The vast 2020 Democratic presidential field has a lot of diversity. It includes three African-Americans (if you include Miramar, Florida, mayor Wayne Hassam, as you probably should), three Asian-Americans, six women, a Hindu, a Jew, and an openly gay married man.
But there’s only one representative of the country’s, and the Democratic Party’s, fastest-growing demographic group, Latinos. That would be former San Antonio mayor and HUD secretary Julián Castro.

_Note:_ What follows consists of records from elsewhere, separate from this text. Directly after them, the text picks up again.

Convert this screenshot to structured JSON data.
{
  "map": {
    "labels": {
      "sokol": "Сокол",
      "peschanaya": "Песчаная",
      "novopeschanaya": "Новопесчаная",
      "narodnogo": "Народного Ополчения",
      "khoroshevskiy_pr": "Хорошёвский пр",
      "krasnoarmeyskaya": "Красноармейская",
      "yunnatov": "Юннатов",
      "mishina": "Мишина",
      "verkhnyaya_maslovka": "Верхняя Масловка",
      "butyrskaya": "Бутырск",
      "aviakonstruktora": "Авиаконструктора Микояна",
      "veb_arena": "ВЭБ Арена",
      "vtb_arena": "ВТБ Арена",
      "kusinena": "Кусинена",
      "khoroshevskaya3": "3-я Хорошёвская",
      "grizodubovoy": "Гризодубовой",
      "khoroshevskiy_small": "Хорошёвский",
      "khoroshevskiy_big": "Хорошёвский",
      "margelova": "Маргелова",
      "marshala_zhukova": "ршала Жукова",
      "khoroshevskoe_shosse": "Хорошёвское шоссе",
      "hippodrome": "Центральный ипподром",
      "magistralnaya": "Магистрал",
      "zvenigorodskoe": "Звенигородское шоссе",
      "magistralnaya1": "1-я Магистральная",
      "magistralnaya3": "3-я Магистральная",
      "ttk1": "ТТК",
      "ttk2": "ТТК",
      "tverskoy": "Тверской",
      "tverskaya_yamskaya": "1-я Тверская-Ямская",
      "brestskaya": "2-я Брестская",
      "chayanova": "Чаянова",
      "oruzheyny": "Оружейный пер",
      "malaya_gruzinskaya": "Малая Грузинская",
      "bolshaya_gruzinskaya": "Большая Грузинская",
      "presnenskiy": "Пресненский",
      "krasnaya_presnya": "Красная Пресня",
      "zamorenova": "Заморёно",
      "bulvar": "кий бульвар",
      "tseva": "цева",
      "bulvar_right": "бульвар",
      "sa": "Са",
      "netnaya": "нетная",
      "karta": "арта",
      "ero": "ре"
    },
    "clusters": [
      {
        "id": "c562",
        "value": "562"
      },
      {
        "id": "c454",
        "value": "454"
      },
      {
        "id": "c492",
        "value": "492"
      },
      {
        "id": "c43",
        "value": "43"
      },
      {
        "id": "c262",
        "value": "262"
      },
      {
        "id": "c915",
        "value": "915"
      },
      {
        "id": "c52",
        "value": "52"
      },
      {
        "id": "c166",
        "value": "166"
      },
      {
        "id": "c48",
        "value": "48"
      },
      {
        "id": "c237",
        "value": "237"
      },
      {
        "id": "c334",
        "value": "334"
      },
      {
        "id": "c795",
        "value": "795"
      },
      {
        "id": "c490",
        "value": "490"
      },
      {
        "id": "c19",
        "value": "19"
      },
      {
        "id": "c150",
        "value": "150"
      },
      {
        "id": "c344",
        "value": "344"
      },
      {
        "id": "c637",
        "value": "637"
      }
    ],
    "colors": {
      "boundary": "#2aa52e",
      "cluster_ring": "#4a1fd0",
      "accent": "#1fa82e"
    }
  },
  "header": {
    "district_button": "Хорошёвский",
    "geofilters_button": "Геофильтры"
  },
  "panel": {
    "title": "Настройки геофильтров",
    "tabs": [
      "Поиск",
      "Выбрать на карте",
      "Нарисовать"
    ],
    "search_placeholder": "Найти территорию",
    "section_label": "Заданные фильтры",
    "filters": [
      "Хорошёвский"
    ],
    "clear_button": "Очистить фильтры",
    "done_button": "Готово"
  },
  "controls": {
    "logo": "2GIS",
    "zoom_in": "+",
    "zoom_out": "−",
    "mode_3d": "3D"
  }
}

Castro has an impressive résumé for a 44-year-old pol. But it’s easy to underestimate him as a presidential candidate. Some progressives don’t trust him because of his alleged coziness with Wall Street at HUD (which he tartly denied in an interview with my colleague Gabriel Debenedetti). He hasn’t raised a lot of money ($1.1 million in the first quarter of 2019, compared with $9.4 million for fellow Texan Beto O’Rourke). He’s nowhere in the polls so far (he’s currently ninth in the polling averages at RealClearPolitics, at 1.3 percent). And although he’s the second credible Latino candidate for president (after Bill Richardson in 2008), and is the grandchild of immigrants from Mexico, he’s not really fluent in Spanish.
Still, he has a position on the crucial immigration issue that should appeal to fellow Latinos, and actually represents a lot of second- or third-generation Latino-Americans who are shaky in Spanish. And if he can demonstrate some political viability very early in the nomination process, he has an enormous potential for a breakthrough soon thereafter, as Perry Bacon Jr. explains:
For Castro … the ideal scenario is that he is a viable candidate when the primaries start in February, so he can galvanize Latinos behind him in three key states in particular: California, Nevada and Texas. Nevada (where about 20 percent of Democratic primary voters are likely to be Latino) is currently scheduled to be the third state to vote. California and Texas, the two states with the largest Latino populations, hold their primaries along with several other states on Super Tuesday, on March 3, but both states allow early voting, so lots of voters in both states will cast ballots in February.
So he’s in a bit of a trap: He can’t mobilize Latino voters behind him unless he demonstrates viability, and he won’t look viable without strong Latino support. He has plenty of time to make a strong impression in debates and retail campaigning. And like those Democratic rivals who are boasting of their electability as ambassadors to Trump voters in the Heartland, Castro has his own electability argument, as Bacon notes:
When I asked Castro how he would present himself as “electable” to Democratic voters, he named six states that he felt he could flip: Michigan, Pennsylvania and Wisconsin, which Clinton barely lost in 2016, along with Arizona, Florida and Texas. Castro didn’t outright say this, but the implication was obvious: Arizona, Florida and Texas are the three states with the largest Latino electorates that did not vote for Democrats in 2016.
It’s not entirely clear how Julián Castro makes himself the Barack Obama of Latino Democrats, but until he fails, it would be foolish to count him out.
This post has been corrected to show that Castro is the grandchild of immigrants, not the child of immigrants as incorrectly stated originally.